The Ritter & Randolph, LLC Blog

The 3-day Loophole

The anticipation can be felt in any closing nowadays. The anticipation for the new TILA-RESPA rules to take effect, that is. And, although they are not going to go away, people keep talking about them like they will. One of the biggest, if not THE biggest change is the implementation of the 3-day Closing Disclosure rule. The rule states that the new Closing Disclosure (CD) form (as discussed in my previous blog) needs to be in the hands of the borrower at least three days before the closing. This rule and the CD itself is fear inducing fodder for conversation among those in real estate.
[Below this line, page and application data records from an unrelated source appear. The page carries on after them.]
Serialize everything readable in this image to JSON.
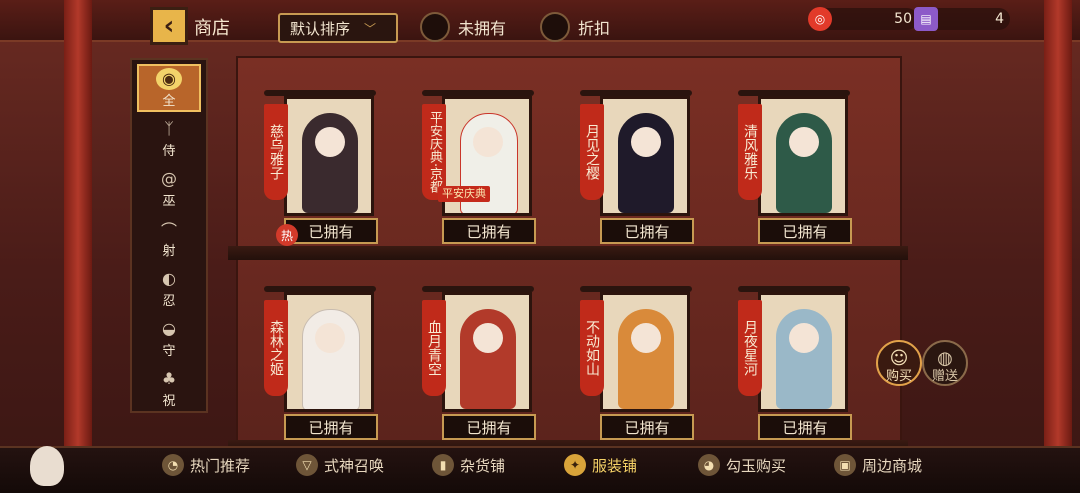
{
  "header": {
    "back_icon": "chevron-left-icon",
    "title": "商店",
    "sort_label": "默认排序",
    "filters": [
      {
        "label": "未拥有"
      },
      {
        "label": "折扣"
      }
    ],
    "currencies": [
      {
        "icon": "coin-icon",
        "value": "50",
        "color": "#e23a2a"
      },
      {
        "icon": "ticket-icon",
        "value": "4",
        "color": "#8c5ac8"
      }
    ]
  },
  "tabs": [
    {
      "label": "全",
      "icon": "crest-icon",
      "active": true
    },
    {
      "label": "侍",
      "icon": "fan-icon",
      "active": false
    },
    {
      "label": "巫",
      "icon": "spiral-icon",
      "active": false
    },
    {
      "label": "射",
      "icon": "bird-icon",
      "active": false
    },
    {
      "label": "忍",
      "icon": "mask-icon",
      "active": false
    },
    {
      "label": "守",
      "icon": "shield-icon",
      "active": false
    },
    {
      "label": "祝",
      "icon": "clover-icon",
      "active": false
    }
  ],
  "cards": [
    {
      "name": "慈乌雅子",
      "status": "已拥有",
      "hot": "热",
      "color": "#3a2a2e"
    },
    {
      "name": "平安庆典·京都",
      "status": "已拥有",
      "tag": "平安庆典",
      "color": "#f0efe8"
    },
    {
      "name": "月见之樱",
      "status": "已拥有",
      "color": "#1f1a2a"
    },
    {
      "name": "清风雅乐",
      "status": "已拥有",
      "color": "#2e5a48"
    },
    {
      "name": "森林之姬",
      "status": "已拥有",
      "color": "#f2ece6"
    },
    {
      "name": "血月青空",
      "status": "已拥有",
      "color": "#b23a2a"
    },
    {
      "name": "不动如山",
      "status": "已拥有",
      "color": "#d98a3a"
    },
    {
      "name": "月夜星河",
      "status": "已拥有",
      "color": "#9ab8c8"
    }
  ],
  "actions": {
    "buy": "购买",
    "gift": "赠送"
  },
  "bottom_nav": [
    {
      "label": "热门推荐",
      "icon": "tomoe-icon",
      "active": false
    },
    {
      "label": "式神召唤",
      "icon": "fox-mask-icon",
      "active": false
    },
    {
      "label": "杂货铺",
      "icon": "bottle-icon",
      "active": false
    },
    {
      "label": "服装铺",
      "icon": "kimono-icon",
      "active": true
    },
    {
      "label": "勾玉购买",
      "icon": "magatama-icon",
      "active": false
    },
    {
      "label": "周边商城",
      "icon": "gift-box-icon",
      "active": false
    }
  ]
}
I was recently at a seminar on the new rules when a representative for a lender, who was not the key speaker, brought up a very significant point. He mentioned a legal “loophole” in the 3-day rule that, according to him, most banks/financial institutions will take advantage of.

The loophole is as follows: the rule states that the Disclosure has to be in the hands of the borrower at least three days from the closing. Notice how there is no at most language. What this means is that lenders can deliver the CD any time prior to the three days. This could be two weeks or three weeks prior to the closing. How is that a good thing? Well, what a lender could do is deliver the CD any time prior to the three days regardless of complete accuracy of the information therein and they will have satisfied the rule. Then, if there are any changes, they have up until one day before the closing to get the CD to the borrower thus extending the time for them to get the CD to the borrower by two days.

The 3-day rule does not restart unless one of the three following changes occur:

  1. If there is a change to the APR by more than 1/8% for most loans (and 1/4% for loans with irregular payments or periods);
  2. Changes to the loan product (i.e. from a 30 year to a 15 year); or
  3. An addition of a prepayment penalty to the loan.

These are significant changes that do not regularly happen and thus would affect most closings. So a lender could issue the CD two weeks prior to the 3-day rule and then continue reissuing CDs up until 1 day prior to the closing provided none of the above three changes are made.

All in all, this is definitely going to be a challenging time in the real estate world. However, I believe the more familiar we get with the new rules, the more comfortable we will be, and the more we may actually see light at the end of the tunnel.